- Today, more than 17 million children worldwide have been prescribed psychiatric drugs so dangerous that medicine regulatory agencies in Europe, Australia and the United States have issued warnings that antidepressants, for example, can cause suicide and hostility in children and adolescents.
- The U.S. Food and Drug Administration (FDA) has also issued a warning that stimulant drugs, such as Ritalin and Concerta can cause suicidal as well as violent, aggressive and psychotic behavior, and that these same drugs can cause heart attacks, stroke and sudden death.
- More than 10 million children are in the United States, being prescribed addictive stimulants, antidepressants and other psychotropic (mind-altering) drugs for educational and behavioral problems.
- Today, children 5 years old and younger are the fastest-growing segment of the non-adult population prescribed antidepressants in the U.S. Children as young as 4 have attempted suicide while influenced by such drugs and 5 year olds have committed suicide.
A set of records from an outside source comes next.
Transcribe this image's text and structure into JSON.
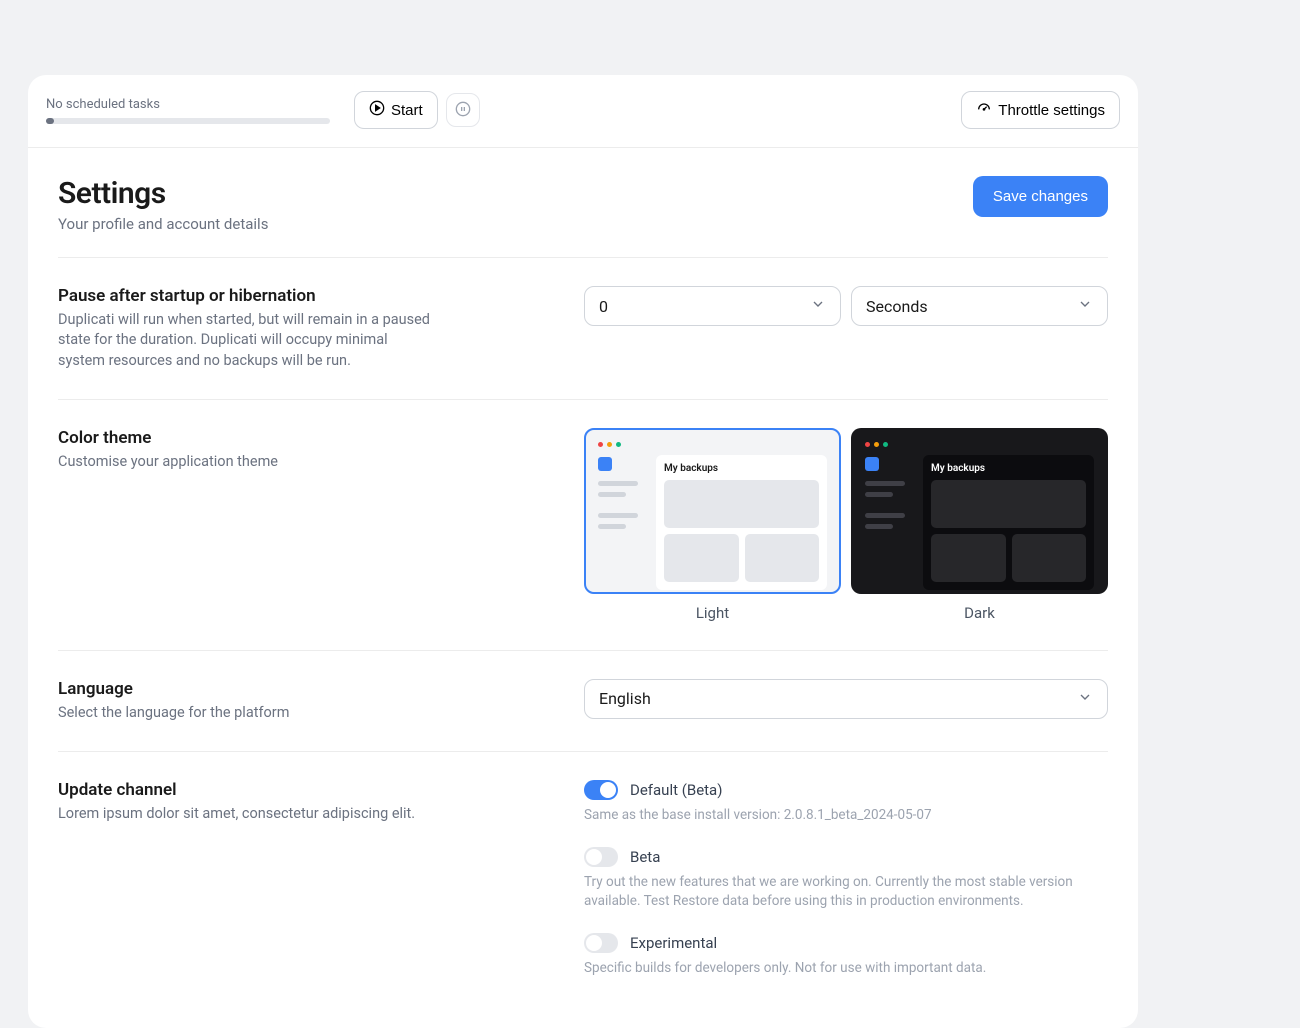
{
  "topbar": {
    "no_tasks": "No scheduled tasks",
    "start": "Start",
    "throttle": "Throttle settings"
  },
  "header": {
    "title": "Settings",
    "subtitle": "Your profile and account details",
    "save": "Save changes"
  },
  "pause": {
    "title": "Pause after startup or hibernation",
    "desc": "Duplicati will run when started, but will remain in a paused state for the duration. Duplicati will occupy minimal system resources and no backups will be run.",
    "value": "0",
    "unit": "Seconds"
  },
  "theme": {
    "title": "Color theme",
    "desc": "Customise your application theme",
    "preview_label": "My backups",
    "light": "Light",
    "dark": "Dark"
  },
  "language": {
    "title": "Language",
    "desc": "Select the language for the platform",
    "value": "English"
  },
  "channel": {
    "title": "Update channel",
    "desc": "Lorem ipsum dolor sit amet, consectetur adipiscing elit.",
    "options": {
      "default": {
        "label": "Default (Beta)",
        "desc": "Same as the base install version: 2.0.8.1_beta_2024-05-07"
      },
      "beta": {
        "label": "Beta",
        "desc": "Try out the new features that we are working on. Currently the most stable version available. Test Restore data before using this in production environments."
      },
      "experimental": {
        "label": "Experimental",
        "desc": "Specific builds for developers only. Not for use with important data."
      }
    }
  }
}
Between 1995 and 1999, antidepressant use increased 580% in the under 6 population and 151% in the 7-12 age group. In 2004, the FDA ordered that a “black box” label be placed
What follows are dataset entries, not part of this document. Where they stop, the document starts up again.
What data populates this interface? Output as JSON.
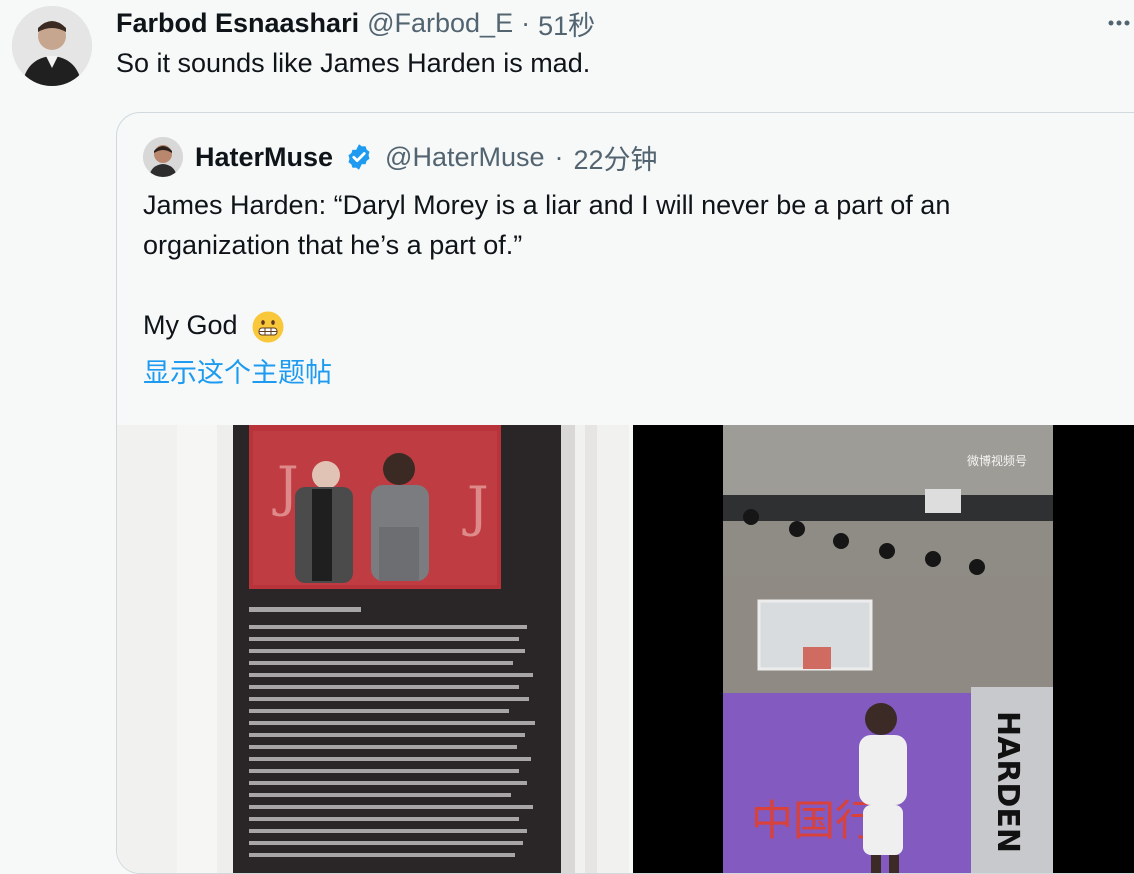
{
  "tweet": {
    "author_name": "Farbod Esnaashari",
    "author_handle": "@Farbod_E",
    "dot": "·",
    "time": "51秒",
    "text": "So it sounds like James Harden is mad.",
    "more_icon": "more-icon"
  },
  "quote": {
    "author_name": "HaterMuse",
    "verified_icon": "verified-badge-icon",
    "author_handle": "@HaterMuse",
    "dot": "·",
    "time": "22分钟",
    "line1": "James Harden: “Daryl Morey is a liar and I will never be a part of an",
    "line2": "organization that he’s a part of.”",
    "line3": "My God",
    "emoji_icon": "grimacing-face-emoji-icon",
    "show_thread_label": "显示这个主题帖"
  },
  "media": {
    "video": {
      "watermark": "微博视频号",
      "signage": "HARDEN"
    }
  },
  "colors": {
    "background": "#f7f9f9",
    "link": "#1d9bf0",
    "secondary_text": "#536471",
    "primary_text": "#0f1419",
    "verified": "#1d9bf0"
  }
}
- The problem is international in scope. In Australia, the stimulant prescription rate for children increased 34-fold in the past two decades. In Mexico, sales of Ritalin increased 800% between 1993 and 2001. In Britain, the stimulant prescription rate for children increased 9,200% between 1992 and 2000. Spain reported a steady 8% annual increase in Ritalin consumption between 1992 and 2001
- These stimulants are mostly prescribed for “Attention Deficit Hyperactivity Disorder” (ADHD) and other childhood “disorders” and are “Schedule II” drugs, meaning they have the same potential for abuse as morphine, opium and cocaine. The U.S. Drug Enforcement Administration (DEA) reports that studies show that Ritalin is more potent than cocaine and effects the brain in the same way as cocaine does. Its side effects include nervousness, anorexia [eating disorder], heart irregularities, weight loss and psychosis. Between 1990 and 2000, 186 deaths were linked to Ritalin in the U.S. alone.